49. , Ripan Malhi et al. (2006) Mitochondrial haplogroup M discovered in prehistoric North Am J Arch Scien 34 (2007),
50. Moreno-Estrada A, Gravel S, Zakharia F, McCauley JL, Byrnes JK, et al. (2013) Reconstructing the Population Genetic History of the Caribbean. PLoS Genet 9(11): e1003925. doi:10.1371/journal.pgen.1003925.
51. Rafinesques, C.(1832). Primitive Black Nations of America.  Atlantic Journal,1(3):.85-86. +by+Professor+Constantine+Rafinesques&hl=en&sa=X&ei=VVsIVZbBFcONyASP6oC4AQ&ved=0CC4Q 6AEwAA#v=onepage&q=Primitive%20Black%20Nations%20of%20America%20by%20Professor%20Constantine%20R afinesques&f=false

Source(s) of Funding

Research was funded via a small grant from Uthman dan Fodio Institute Research Committee    

Competing Interests

The author declares that he has no competing interests were defined.  

0 reviews posted so far

1 comment posted so far

Interesting Posted by Mr. Raul Isea on 04 May 2015 06:21:03 AM GMT

Please use this functionality to flag objectionable, inappropriate, inaccurate, and offensive content to WebmedCentral Team and the authors.

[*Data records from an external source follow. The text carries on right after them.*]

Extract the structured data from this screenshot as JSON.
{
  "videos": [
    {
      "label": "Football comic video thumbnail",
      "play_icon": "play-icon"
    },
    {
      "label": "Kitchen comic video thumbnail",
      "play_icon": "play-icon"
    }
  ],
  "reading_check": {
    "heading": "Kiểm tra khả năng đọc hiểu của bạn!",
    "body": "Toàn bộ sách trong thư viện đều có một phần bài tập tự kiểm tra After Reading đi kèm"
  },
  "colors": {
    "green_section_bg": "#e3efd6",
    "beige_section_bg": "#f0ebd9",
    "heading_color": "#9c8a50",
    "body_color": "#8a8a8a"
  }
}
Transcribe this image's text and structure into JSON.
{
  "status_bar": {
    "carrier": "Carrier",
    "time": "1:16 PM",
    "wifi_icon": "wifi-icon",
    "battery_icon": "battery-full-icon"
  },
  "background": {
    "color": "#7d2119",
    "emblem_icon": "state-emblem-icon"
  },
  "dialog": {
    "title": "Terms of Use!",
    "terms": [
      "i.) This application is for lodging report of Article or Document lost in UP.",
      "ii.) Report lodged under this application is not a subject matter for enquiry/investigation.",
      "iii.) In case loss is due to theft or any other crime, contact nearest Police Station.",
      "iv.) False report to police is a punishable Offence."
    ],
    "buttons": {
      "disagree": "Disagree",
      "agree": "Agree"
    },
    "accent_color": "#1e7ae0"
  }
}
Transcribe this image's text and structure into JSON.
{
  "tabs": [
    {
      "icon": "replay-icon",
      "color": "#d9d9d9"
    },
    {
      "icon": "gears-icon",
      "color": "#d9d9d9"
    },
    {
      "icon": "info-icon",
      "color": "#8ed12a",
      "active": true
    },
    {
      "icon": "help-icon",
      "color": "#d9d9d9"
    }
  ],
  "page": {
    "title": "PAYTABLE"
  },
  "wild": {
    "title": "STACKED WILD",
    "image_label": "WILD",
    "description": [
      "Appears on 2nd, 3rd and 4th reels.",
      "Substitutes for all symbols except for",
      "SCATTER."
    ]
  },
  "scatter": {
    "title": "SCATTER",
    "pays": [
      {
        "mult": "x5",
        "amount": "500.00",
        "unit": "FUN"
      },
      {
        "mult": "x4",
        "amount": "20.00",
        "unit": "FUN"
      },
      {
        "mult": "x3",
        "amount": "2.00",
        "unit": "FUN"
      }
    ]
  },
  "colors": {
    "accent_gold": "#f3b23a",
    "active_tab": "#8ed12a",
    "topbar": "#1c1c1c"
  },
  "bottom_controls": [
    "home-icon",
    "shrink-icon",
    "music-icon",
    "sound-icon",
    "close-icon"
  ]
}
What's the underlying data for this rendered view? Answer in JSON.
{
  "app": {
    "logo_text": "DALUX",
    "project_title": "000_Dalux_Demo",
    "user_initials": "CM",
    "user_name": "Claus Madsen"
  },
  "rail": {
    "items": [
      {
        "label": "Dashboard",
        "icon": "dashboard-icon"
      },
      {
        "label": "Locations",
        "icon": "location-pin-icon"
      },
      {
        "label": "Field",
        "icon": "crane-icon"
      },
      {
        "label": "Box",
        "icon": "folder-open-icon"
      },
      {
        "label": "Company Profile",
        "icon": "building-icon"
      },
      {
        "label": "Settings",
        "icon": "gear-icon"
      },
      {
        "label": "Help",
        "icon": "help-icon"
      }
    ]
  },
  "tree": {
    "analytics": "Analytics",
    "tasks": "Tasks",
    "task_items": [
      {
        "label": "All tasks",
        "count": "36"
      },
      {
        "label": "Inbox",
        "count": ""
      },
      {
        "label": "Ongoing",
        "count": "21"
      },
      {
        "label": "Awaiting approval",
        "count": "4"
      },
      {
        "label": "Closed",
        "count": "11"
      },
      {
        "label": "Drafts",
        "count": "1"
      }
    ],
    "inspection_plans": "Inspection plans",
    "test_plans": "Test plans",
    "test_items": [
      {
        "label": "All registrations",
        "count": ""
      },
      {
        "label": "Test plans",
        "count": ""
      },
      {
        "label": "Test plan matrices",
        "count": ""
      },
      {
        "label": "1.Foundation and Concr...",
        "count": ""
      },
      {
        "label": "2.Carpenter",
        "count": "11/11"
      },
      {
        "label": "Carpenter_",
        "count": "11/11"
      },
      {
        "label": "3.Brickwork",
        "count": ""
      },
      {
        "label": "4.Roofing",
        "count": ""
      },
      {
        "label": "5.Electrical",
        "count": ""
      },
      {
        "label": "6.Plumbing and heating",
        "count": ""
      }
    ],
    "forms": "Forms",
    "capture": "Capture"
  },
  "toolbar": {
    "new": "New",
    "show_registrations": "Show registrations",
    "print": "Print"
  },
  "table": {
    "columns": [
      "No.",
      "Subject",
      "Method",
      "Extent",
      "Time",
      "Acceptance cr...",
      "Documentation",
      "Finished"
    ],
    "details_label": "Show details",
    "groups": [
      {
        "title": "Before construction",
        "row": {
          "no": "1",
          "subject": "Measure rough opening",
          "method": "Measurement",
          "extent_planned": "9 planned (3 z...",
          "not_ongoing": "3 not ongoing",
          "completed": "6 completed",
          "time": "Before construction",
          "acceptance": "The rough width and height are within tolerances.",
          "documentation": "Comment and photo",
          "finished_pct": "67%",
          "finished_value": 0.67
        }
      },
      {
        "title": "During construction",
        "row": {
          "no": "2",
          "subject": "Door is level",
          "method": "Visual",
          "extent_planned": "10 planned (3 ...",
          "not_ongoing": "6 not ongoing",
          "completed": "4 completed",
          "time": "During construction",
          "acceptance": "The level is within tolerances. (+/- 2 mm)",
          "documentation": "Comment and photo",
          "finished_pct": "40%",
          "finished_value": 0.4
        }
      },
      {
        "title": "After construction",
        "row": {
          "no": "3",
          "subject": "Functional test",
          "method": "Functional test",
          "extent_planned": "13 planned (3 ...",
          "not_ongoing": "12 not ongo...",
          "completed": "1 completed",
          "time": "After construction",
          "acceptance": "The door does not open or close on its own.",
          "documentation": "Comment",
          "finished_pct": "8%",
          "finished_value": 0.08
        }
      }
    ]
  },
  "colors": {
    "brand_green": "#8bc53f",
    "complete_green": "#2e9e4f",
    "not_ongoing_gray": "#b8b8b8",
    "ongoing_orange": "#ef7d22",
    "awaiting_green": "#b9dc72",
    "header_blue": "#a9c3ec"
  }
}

Author Comments
0 comments posted so far


What is article Popularity?

Article popularity is calculated by considering the scores: age of the article
Popularity = (P - 1) / (T + 2)^1.5
P : points is the sum of individual scores, which includes article Views, Downloads, Reviews, Comments and their weightage

Scores   Weightage
Views Points X 1
Download Points X 2
Comment Points X 5
Review Points X 10
Points= sum(Views Points + Download Points + Comment Points + Review Points)
T : time since submission in hours.
P is subtracted by 1 to negate submitter's vote.
Age factor is (time since submission in hours plus two) to the power of 1.5.factor.

How Article Quality Works?

For each article Authors/Readers, Reviewers and WMC Editors can review/rate the articles. These ratings are used to determine Feedback Scores.

In most cases, article receive ratings in the range of 0 to 10. We calculate average of all the ratings and consider it as article quality.

Quality=Average(Authors/Readers Ratings + Reviewers Ratings + WMC Editor Ratings)